Residential irrigation can account for 40% of domestic water consumption in a given municipality. Rain barrels not only store water, they help decrease demand during the sweltering summer months. Only 1/4 inch of rainfall runoff from the average roof will completely fill the typical barrel. Collection of water from rooftop runoff can provide an ample supply of this free "soft water" containing no chlorine, lime or calcium. Because it tends to have fewer sediments and dissolved salts than municipal water, rain water is ideal for a multitude of applications, including biodynamic and organic vegetable gardens, raised planter beds for botanicals, indoor tropical plants like ferns and orchids, automobile washing, and cleaning household windows.

Saving water in this manner will reduce you demand for treated tap water, and save money by lowering your monthly bill. Rain water diversion will also help decrease the burden on water treatment facilities and municipal drainage systems during storms. The storage of rain water is also recommended for general emergency preparedness, or for areas prone to disasters or drought. A good formula to remember: 1 inch of rain on a 1,000 sq ft roof yields 623 gallons of water. Calculate the yield of your roof by multiplying the square footage of your roof by 623 and divide by 1000.
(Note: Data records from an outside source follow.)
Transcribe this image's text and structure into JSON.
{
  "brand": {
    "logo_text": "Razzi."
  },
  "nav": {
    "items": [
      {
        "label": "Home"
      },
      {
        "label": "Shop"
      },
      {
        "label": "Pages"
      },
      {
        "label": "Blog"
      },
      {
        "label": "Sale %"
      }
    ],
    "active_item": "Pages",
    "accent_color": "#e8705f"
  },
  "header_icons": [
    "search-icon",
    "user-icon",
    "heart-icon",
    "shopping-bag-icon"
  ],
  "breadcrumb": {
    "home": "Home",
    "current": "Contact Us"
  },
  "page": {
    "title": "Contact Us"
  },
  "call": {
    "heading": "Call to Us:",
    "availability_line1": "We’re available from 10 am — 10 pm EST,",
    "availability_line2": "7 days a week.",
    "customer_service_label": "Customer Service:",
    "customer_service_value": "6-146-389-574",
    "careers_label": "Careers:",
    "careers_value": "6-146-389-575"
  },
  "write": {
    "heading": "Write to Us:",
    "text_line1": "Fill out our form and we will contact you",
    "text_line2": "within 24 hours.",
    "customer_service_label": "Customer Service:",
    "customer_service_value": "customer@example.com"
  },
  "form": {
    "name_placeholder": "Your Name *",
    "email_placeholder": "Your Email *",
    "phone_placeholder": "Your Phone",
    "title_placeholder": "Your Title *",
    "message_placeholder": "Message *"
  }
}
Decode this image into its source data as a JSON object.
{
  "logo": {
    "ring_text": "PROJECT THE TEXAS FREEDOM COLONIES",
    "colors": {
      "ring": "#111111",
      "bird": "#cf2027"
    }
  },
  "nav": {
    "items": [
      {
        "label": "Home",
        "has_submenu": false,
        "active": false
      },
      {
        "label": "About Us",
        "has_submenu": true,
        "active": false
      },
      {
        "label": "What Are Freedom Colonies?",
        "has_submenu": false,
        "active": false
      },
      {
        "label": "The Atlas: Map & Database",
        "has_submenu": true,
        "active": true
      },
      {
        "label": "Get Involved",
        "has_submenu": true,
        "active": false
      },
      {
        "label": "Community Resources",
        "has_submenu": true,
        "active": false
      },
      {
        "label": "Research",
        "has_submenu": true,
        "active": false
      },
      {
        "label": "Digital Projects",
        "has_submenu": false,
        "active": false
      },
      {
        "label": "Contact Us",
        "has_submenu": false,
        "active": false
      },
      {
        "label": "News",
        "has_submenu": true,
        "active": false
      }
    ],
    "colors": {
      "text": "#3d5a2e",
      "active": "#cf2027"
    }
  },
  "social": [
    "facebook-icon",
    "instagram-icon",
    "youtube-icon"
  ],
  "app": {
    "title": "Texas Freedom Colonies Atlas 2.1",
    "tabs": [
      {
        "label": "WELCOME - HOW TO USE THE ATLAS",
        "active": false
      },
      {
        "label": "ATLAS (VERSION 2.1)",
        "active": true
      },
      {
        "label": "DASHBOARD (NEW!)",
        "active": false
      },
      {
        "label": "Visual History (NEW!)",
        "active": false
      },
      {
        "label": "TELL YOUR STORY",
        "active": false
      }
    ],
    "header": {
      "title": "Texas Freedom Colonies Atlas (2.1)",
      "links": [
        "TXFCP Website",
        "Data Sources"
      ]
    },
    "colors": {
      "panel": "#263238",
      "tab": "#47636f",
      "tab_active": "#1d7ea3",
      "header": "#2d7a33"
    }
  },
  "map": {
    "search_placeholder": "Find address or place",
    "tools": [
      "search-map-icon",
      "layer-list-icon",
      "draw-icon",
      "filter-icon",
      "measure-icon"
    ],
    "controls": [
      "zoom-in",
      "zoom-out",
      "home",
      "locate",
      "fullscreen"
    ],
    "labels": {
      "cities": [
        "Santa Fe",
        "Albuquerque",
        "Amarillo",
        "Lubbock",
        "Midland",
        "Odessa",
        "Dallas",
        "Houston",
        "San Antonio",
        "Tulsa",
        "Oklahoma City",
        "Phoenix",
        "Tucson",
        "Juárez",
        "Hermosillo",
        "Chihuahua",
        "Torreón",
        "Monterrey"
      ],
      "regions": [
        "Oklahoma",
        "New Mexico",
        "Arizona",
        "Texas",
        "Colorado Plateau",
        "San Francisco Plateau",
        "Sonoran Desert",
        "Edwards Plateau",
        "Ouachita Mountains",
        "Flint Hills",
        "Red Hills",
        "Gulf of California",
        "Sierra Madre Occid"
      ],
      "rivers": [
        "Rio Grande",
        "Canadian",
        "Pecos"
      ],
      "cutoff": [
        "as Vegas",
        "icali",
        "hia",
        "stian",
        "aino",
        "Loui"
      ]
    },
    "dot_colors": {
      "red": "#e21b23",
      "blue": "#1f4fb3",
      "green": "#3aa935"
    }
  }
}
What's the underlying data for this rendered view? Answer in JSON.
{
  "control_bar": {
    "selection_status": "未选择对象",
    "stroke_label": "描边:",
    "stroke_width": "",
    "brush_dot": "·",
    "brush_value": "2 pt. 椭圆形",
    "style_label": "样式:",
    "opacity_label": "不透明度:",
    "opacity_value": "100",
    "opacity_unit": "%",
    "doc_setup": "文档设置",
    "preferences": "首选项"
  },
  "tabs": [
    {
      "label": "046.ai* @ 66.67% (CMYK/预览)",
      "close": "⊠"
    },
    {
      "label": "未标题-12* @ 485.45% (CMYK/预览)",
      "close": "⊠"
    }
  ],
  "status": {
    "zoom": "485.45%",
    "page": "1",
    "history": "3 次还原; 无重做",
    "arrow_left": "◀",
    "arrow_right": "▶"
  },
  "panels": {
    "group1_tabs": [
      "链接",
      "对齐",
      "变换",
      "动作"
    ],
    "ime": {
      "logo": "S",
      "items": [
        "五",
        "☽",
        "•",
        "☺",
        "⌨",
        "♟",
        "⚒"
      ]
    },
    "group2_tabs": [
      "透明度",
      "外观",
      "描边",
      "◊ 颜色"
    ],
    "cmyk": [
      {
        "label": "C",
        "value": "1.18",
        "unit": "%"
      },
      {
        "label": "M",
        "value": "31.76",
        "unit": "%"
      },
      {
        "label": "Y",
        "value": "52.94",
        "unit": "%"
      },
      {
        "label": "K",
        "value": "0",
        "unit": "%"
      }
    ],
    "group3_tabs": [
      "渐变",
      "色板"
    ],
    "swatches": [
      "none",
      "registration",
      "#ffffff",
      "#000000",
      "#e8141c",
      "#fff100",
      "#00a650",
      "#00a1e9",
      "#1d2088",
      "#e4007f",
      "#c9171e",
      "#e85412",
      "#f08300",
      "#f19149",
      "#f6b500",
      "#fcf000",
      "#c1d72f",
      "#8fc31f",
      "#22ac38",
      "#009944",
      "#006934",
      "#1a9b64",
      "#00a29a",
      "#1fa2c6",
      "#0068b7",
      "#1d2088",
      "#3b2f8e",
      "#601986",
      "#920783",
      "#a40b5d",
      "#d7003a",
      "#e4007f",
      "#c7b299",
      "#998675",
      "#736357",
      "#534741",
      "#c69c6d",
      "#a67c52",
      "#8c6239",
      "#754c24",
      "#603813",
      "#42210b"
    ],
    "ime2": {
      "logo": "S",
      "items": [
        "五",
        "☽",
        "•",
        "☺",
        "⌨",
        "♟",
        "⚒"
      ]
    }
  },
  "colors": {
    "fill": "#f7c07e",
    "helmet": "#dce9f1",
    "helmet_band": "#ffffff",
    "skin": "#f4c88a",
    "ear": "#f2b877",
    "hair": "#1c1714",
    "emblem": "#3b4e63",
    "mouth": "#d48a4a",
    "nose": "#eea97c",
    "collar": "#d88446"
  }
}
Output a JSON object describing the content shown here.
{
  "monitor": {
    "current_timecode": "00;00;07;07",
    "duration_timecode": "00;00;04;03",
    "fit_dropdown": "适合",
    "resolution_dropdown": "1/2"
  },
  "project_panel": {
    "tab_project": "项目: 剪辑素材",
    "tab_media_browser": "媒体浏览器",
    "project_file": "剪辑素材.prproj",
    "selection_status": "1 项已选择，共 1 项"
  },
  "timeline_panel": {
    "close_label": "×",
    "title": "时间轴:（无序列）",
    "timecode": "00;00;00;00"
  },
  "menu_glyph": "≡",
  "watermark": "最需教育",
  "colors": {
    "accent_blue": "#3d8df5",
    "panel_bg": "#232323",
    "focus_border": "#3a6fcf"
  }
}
Traditionally, rainwater from your roof flows to the ground via a downspout - a pipe through which water is channeled from your home or building eaves troughs (fancy name for roof top gutters). Some downspouts discharge water directly onto the ground, while others serve as conduits to the sewer system. Depending on your local jurisdiction and building design, water may be discharged into the sanitary sewer system, where it will accompany used household water to a municipal treatment facility; or it will enter the storm sewer system, which is designed to drain streets and parking lots of urban runoff. Storm water then passed into flood control channels and eventually enters the local streams, lakes and wetlands. In older municipalities, the sanitary and storm sewers are sometimes merged into one system of piping. During dry weather, the combined flow is diverted to the treatment facility for processing. But during heavy downpours or system failures, the facilities become overloaded and can exceed their carrying capacities, polluting local waterways. This unnatural contamination can lead to algae blooms, high bacterial counts, fetid odors, no fishing zones, and beach closures. Newer municipalities usually have infrastructure that separates the two systems, but that results in irrigation overflow from landscaping and farms entering the storm channels as urban runoff, tainting healthy watershed.